◆ **Records supplied**:
---*---

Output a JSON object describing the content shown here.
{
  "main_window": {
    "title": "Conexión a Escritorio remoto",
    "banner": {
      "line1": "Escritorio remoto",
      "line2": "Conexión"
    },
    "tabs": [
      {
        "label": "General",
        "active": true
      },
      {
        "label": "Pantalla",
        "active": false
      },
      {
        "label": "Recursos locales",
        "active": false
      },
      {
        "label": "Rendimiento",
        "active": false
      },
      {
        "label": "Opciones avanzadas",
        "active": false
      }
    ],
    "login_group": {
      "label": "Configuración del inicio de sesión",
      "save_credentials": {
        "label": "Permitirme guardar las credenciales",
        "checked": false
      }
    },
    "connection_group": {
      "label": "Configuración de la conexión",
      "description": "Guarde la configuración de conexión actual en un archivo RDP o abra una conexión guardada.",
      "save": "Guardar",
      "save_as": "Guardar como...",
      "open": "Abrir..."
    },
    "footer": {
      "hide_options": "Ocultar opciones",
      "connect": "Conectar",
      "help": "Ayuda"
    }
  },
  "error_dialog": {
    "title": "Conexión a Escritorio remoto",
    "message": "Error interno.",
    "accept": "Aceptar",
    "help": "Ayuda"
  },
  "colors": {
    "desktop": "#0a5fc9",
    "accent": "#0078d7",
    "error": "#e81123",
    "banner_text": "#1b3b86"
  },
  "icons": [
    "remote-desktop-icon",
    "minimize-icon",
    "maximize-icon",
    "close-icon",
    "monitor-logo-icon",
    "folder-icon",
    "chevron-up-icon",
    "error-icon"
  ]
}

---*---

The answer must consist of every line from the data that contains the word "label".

◆ **Exercise output**:
        "label": "General",
        "label": "Pantalla",
        "label": "Recursos locales",
        "label": "Rendimiento",
        "label": "Opciones avanzadas",
      "label": "Configuración del inicio de sesión",
        "label": "Permitirme guardar las credenciales",
      "label": "Configuración de la conexión",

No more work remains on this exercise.